Regardless of any gripes you may have about the Green Bay Packers' front office and their overall strategies for building up the roster, one thing is certain: under Ted Thompson, they have been pioneers in contract structures.
In today's Cheese Curds, we find a national NFL writer prominently mentioning the organization in the context of how the NFL has set up distinct classes for their players - superstars and everyone else. One of the factors he cites in this discussion is the advent of per-game roster bonuses, which protect teams against players who have risks for injury or suspension. Guess who was at the advent of those bonuses? It was the Packers, and in particular Andrew Brandt, who was the team's contract structure specialist.
After using those bonuses heavily for star players like Ahman Green and Charles Woodson, they caught on across the NFL, leading in part to the current situation.
Meanwhile, the Packers are also embracing another growing trend across the NFL: playing versatile individuals in multiple positions. Perhaps the best example of this is - again - Charles Woodson, who played everything from boundary corner to slot to safety to linebacker. Still, they are doing so on both sides of the football to this day, and the NFL as a whole is growing to do the same.
Players like Randall Cobb and Ty Montgomery have gradually reshaped the running back position in Green Bay, but it's not limited to just the offense. The elephant linebacker position and Morgan Burnett's time at inside linebacker and in the slot are examples on defense as well.
This is a fascinating look at the current free agency market. In short, teams are giving huge deals to the very top few players, while the rest are looked at as pieces on the scrap heap. What makes this really interesting is that this effect is one of the key things that the 2011 CBA was intended to prevent. Also interesting: the Packers were one of the first teams to use per-game active roster bonuses as a major contract tool.
It's a big role to fill, and Lynch had a massive personality to go with his production on the field. In fact, Lynch is still technically on the Seahawks' roster, though he has expressed no desire to return to football.
Wait, WHAT? A Raiders broadcaster alluded to the team digging around a certain running back without naming him, but Adam Schefter confirmed that it is indeed Lynch who is under discussion.
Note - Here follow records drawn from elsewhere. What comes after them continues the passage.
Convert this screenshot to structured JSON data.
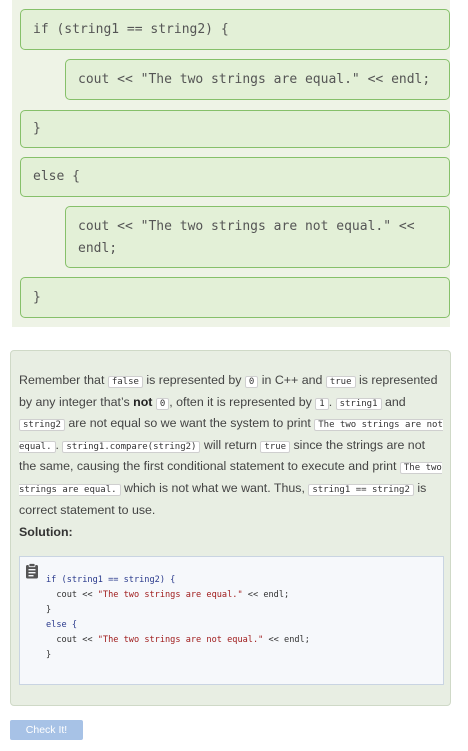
{
  "blocks": [
    "if (string1 == string2) {",
    "cout << \"The two strings are equal.\" << endl;",
    "}",
    "else {",
    "cout << \"The two strings are not equal.\" << endl;",
    "}"
  ],
  "explanation": {
    "t1": "Remember that ",
    "c1": "false",
    "t2": " is represented by ",
    "c2": "0",
    "t3": " in C++ and ",
    "c3": "true",
    "t4": " is represented by any integer that’s ",
    "bold": "not",
    "t5": " ",
    "c4": "0",
    "t6": ", often it is represented by ",
    "c5": "1",
    "t7": ". ",
    "c6": "string1",
    "t8": " and ",
    "c7": "string2",
    "t9": " are not equal so we want the system to print ",
    "c8": "The two strings are not equal.",
    "t10": ". ",
    "c9": "string1.compare(string2)",
    "t11": " will return ",
    "c10": "true",
    "t12": " since the strings are not the same, causing the first conditional statement to execute and print ",
    "c11": "The two strings are equal.",
    "t13": " which is not what we want. Thus, ",
    "c12": "string1 == string2",
    "t14": " is correct statement to use."
  },
  "solution": {
    "title": "Solution:",
    "code": {
      "l1": "if (string1 == string2) {",
      "l2a": "  cout << ",
      "l2s": "\"The two strings are equal.\"",
      "l2b": " << endl;",
      "l3": "}",
      "l4": "else {",
      "l5a": "  cout << ",
      "l5s": "\"The two strings are not equal.\"",
      "l5b": " << endl;",
      "l6": "}"
    }
  },
  "check_button": "Check It!"
}
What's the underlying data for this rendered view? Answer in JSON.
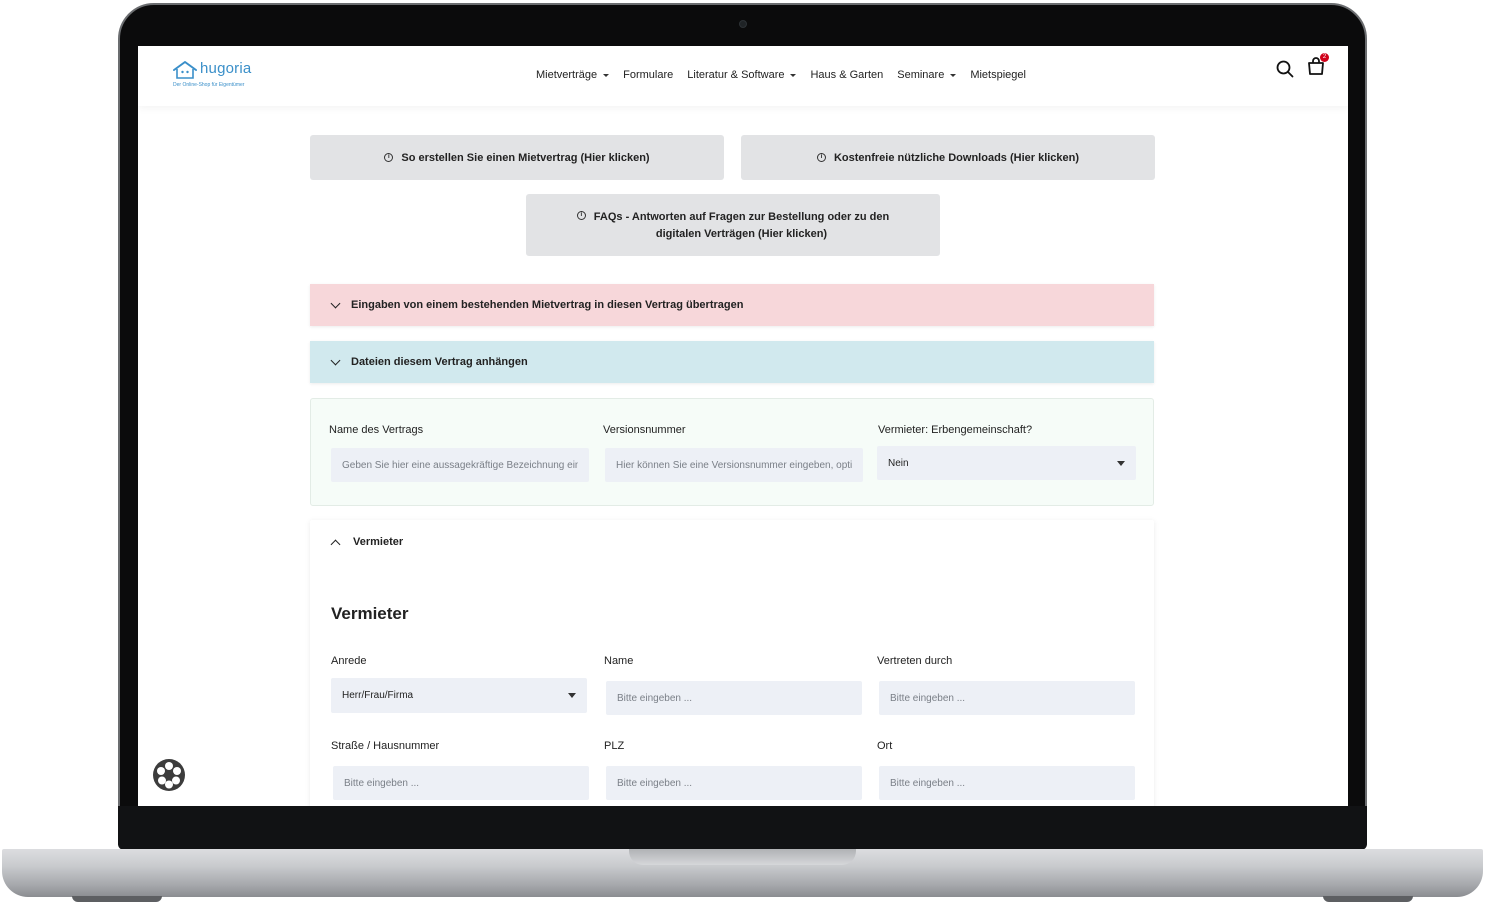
{
  "brand": {
    "name": "hugoria",
    "tagline": "Der Online-Shop für Eigentümer",
    "color": "#3a8fc9"
  },
  "nav": {
    "items": [
      {
        "label": "Mietverträge",
        "dropdown": true
      },
      {
        "label": "Formulare",
        "dropdown": false
      },
      {
        "label": "Literatur & Software",
        "dropdown": true
      },
      {
        "label": "Haus & Garten",
        "dropdown": false
      },
      {
        "label": "Seminare",
        "dropdown": true
      },
      {
        "label": "Mietspiegel",
        "dropdown": false
      }
    ],
    "cart_count": "2"
  },
  "info_buttons": {
    "howto": "So erstellen Sie einen Mietvertrag (Hier klicken)",
    "downloads": "Kostenfreie nützliche Downloads (Hier klicken)",
    "faq_line1": "FAQs - Antworten auf Fragen zur Bestellung oder zu den",
    "faq_line2": "digitalen Verträgen (Hier klicken)"
  },
  "accordions": {
    "transfer": {
      "label": "Eingaben von einem bestehenden Mietvertrag in diesen Vertrag übertragen",
      "color": "#f7d7da"
    },
    "attach": {
      "label": "Dateien diesem Vertrag anhängen",
      "color": "#d1e9ee"
    }
  },
  "contract": {
    "name_label": "Name des Vertrags",
    "name_placeholder": "Geben Sie hier eine aussagekräftige Bezeichnung ein",
    "version_label": "Versionsnummer",
    "version_placeholder": "Hier können Sie eine Versionsnummer eingeben, optional",
    "heirs_label": "Vermieter: Erbengemeinschaft?",
    "heirs_value": "Nein"
  },
  "vermieter": {
    "accordion_label": "Vermieter",
    "section_title": "Vermieter",
    "anrede_label": "Anrede",
    "anrede_value": "Herr/Frau/Firma",
    "name_label": "Name",
    "vertreten_label": "Vertreten durch",
    "strasse_label": "Straße / Hausnummer",
    "plz_label": "PLZ",
    "ort_label": "Ort",
    "placeholder": "Bitte eingeben ..."
  }
}
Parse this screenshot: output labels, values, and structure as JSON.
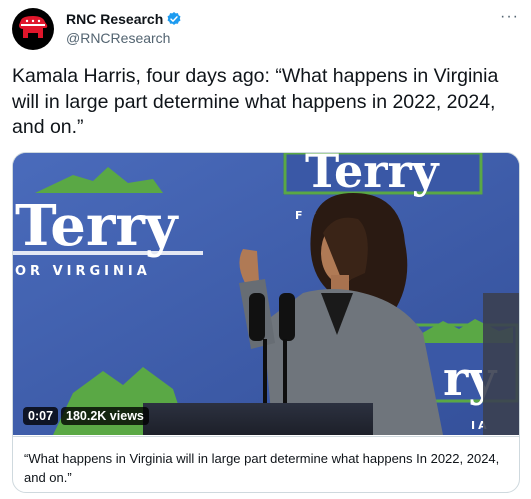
{
  "account": {
    "name": "RNC Research",
    "handle": "@RNCResearch",
    "avatar_icon": "republican-elephant-icon",
    "verified_icon": "verified-badge-icon",
    "verified_color": "#1d9bf0"
  },
  "more_icon": "more-options-icon",
  "more_glyph": "···",
  "tweet": {
    "text": "Kamala Harris, four days ago: “What happens in Virginia will in large part determine what happens in 2022, 2024, and on.”"
  },
  "media": {
    "signs": {
      "terry_left": "Terry",
      "for_virginia_left": "OR VIRGINIA",
      "terry_top": "Terry",
      "for_virginia_top": "F    GINIA",
      "terry_right": "ry",
      "for_virginia_right": "IA"
    },
    "timestamp": "0:07",
    "views": "180.2K views",
    "caption": "“What happens in Virginia will in large part determine what happens In 2022, 2024, and on.”",
    "colors": {
      "backdrop": "#3f5fae",
      "sign_green": "#5aa845",
      "sign_text": "#ffffff"
    }
  }
}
Would the Packers actually use a first-round pick on Washington cornerback Sidney Jones, knowing that he will miss most or all of his rookie year with a torn Achilles tendon?